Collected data

● ● ● ● ●

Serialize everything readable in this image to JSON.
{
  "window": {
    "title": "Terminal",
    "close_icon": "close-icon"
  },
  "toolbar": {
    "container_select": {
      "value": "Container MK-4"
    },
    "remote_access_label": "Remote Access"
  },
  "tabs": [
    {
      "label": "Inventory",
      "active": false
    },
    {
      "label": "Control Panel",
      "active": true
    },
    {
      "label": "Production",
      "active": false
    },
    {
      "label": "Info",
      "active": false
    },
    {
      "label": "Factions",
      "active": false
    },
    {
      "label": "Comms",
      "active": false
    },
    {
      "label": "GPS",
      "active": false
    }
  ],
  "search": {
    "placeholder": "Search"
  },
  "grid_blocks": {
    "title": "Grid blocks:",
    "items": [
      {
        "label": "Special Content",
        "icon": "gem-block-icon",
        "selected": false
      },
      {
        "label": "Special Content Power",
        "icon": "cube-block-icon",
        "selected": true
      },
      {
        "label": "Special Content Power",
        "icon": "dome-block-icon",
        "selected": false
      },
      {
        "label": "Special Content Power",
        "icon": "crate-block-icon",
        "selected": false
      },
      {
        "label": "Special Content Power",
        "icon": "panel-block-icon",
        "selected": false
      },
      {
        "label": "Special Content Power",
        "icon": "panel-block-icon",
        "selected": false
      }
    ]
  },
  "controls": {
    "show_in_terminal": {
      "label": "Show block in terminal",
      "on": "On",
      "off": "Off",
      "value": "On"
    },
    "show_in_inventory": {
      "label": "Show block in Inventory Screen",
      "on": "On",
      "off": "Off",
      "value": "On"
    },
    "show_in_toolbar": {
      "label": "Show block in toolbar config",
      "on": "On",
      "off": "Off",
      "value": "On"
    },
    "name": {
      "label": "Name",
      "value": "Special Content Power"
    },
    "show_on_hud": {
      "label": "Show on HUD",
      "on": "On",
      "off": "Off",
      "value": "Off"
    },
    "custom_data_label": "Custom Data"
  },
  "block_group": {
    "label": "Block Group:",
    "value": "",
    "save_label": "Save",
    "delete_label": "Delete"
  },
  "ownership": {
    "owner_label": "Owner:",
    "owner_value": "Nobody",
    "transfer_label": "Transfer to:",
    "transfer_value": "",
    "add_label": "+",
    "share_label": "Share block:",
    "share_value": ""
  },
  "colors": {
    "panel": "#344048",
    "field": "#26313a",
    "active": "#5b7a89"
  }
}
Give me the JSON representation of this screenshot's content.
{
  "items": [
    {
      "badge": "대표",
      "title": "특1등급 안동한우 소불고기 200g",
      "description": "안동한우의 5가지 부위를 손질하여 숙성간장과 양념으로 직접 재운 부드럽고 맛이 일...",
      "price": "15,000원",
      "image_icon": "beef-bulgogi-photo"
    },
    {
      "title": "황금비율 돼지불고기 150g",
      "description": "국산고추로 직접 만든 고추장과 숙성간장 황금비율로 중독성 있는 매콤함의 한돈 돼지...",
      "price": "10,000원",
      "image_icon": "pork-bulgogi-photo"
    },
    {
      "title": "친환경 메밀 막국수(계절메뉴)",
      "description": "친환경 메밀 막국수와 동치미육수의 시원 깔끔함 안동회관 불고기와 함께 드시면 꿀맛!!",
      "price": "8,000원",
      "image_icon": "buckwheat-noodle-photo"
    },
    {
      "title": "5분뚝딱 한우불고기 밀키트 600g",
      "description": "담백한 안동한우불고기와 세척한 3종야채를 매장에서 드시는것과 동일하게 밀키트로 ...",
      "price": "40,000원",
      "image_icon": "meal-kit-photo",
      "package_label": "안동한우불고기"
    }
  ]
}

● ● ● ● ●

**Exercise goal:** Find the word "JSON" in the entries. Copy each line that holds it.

**Output for this exercise:**
Serialize everything readable in this image to JSON.
Give me the JSON representation of this screenshot's content.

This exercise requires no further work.